What you will do -
Your answer must be a word-for-word copy of the listing, with all pictures excluded.

Data for this exercise -
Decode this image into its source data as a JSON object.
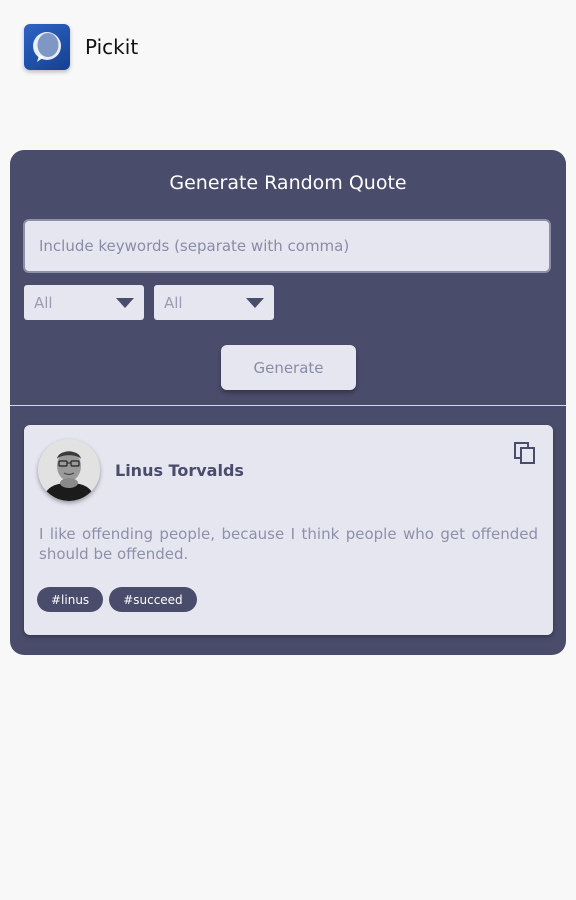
{
  "app": {
    "name": "Pickit",
    "logo_icon": "speech-bubble-icon"
  },
  "generator": {
    "title": "Generate Random Quote",
    "keywords_placeholder": "Include keywords (separate with comma)",
    "keywords_value": "",
    "filter_1": "All",
    "filter_2": "All",
    "generate_label": "Generate"
  },
  "quote": {
    "author": "Linus Torvalds",
    "text": "I like offending people, because I think people who get offended should be offended.",
    "tags": [
      "#linus",
      "#succeed"
    ],
    "copy_icon": "copy-icon",
    "avatar": "author-avatar"
  },
  "colors": {
    "panel": "#4a4c6b",
    "card": "#e6e6f1",
    "background": "#f8f8f9"
  }
}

Result of this exercise -
Decode this image into its source data as a JSON object.
{
  "app": {
    "name": "Pickit",
    "logo_icon": "speech-bubble-icon"
  },
  "generator": {
    "title": "Generate Random Quote",
    "keywords_placeholder": "Include keywords (separate with comma)",
    "keywords_value": "",
    "filter_1": "All",
    "filter_2": "All",
    "generate_label": "Generate"
  },
  "quote": {
    "author": "Linus Torvalds",
    "text": "I like offending people, because I think people who get offended should be offended.",
    "tags": [
      "#linus",
      "#succeed"
    ],
    "copy_icon": "copy-icon",
    "avatar": "author-avatar"
  },
  "colors": {
    "panel": "#4a4c6b",
    "card": "#e6e6f1",
    "background": "#f8f8f9"
  }
}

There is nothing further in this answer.